## Task brief
Among the records below, find the lines with the word "Multiple" and copy them.

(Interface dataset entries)
* * * * *

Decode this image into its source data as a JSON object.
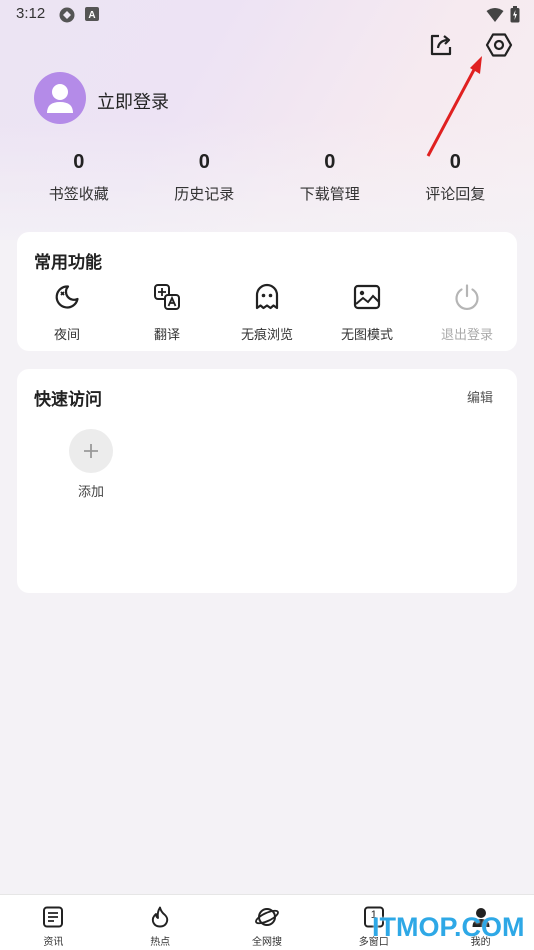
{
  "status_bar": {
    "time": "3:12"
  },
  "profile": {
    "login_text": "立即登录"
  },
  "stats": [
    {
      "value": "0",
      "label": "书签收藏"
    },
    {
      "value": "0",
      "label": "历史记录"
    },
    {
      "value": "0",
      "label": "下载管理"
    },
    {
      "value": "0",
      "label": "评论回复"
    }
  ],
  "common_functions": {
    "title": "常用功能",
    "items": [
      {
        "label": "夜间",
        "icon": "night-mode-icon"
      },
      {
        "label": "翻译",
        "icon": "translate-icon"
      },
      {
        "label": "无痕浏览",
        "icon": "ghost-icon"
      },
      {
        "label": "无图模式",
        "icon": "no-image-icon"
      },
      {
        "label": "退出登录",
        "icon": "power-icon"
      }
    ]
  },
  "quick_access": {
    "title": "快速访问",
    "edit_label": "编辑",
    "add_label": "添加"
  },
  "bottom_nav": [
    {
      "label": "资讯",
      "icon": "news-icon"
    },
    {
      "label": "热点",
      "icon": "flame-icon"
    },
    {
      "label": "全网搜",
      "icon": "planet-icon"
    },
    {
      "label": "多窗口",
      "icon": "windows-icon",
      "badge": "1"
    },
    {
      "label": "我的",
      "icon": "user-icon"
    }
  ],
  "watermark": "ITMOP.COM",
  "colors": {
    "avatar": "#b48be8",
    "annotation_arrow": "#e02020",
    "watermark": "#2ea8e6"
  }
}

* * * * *

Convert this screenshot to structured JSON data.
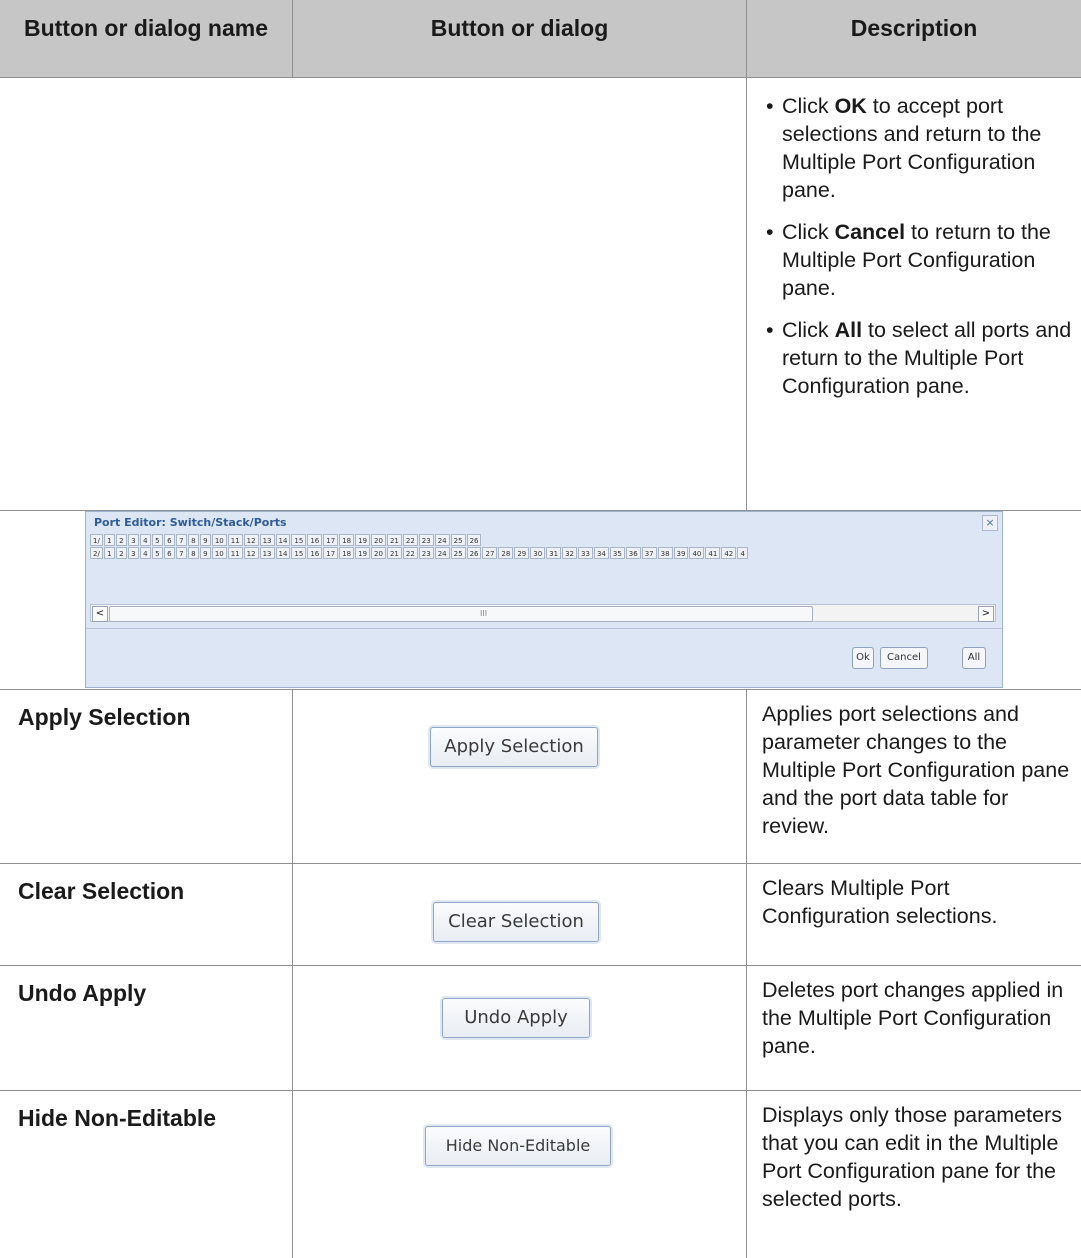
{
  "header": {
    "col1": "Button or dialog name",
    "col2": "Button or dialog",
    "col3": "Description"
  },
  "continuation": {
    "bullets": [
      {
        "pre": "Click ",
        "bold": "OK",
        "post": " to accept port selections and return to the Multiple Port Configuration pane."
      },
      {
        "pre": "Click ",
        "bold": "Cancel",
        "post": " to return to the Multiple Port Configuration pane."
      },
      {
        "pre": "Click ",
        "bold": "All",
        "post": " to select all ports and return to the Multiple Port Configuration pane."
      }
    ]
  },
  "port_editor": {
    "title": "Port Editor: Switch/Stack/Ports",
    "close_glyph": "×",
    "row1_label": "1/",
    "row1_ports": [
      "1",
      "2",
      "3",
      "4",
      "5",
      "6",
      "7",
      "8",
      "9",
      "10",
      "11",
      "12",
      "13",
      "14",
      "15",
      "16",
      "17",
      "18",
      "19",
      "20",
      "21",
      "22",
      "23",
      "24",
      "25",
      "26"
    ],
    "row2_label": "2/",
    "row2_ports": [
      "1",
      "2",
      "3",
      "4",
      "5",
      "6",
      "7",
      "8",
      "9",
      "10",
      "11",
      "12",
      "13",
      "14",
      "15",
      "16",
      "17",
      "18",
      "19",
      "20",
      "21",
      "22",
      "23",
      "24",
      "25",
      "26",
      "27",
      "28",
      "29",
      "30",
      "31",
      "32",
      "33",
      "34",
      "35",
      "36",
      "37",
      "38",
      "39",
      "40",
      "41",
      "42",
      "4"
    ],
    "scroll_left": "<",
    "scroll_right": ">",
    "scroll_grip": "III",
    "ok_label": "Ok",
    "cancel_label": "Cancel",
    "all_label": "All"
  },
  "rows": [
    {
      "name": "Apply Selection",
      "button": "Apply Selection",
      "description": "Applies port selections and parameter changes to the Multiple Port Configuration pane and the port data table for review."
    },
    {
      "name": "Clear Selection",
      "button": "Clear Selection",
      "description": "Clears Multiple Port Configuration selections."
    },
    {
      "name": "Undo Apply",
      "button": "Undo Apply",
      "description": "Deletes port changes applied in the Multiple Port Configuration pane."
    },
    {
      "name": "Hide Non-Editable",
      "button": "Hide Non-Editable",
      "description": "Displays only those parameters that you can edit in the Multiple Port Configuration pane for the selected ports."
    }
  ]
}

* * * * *

## Output below
        "post": " to accept port selections and return to the Multiple Port Configuration pane."
        "post": " to return to the Multiple Port Configuration pane."
        "post": " to select all ports and return to the Multiple Port Configuration pane."
      "description": "Applies port selections and parameter changes to the Multiple Port Configuration pane and the port data table for review."
      "description": "Clears Multiple Port Configuration selections."
      "description": "Deletes port changes applied in the Multiple Port Configuration pane."
      "description": "Displays only those parameters that you can edit in the Multiple Port Configuration pane for the selected ports."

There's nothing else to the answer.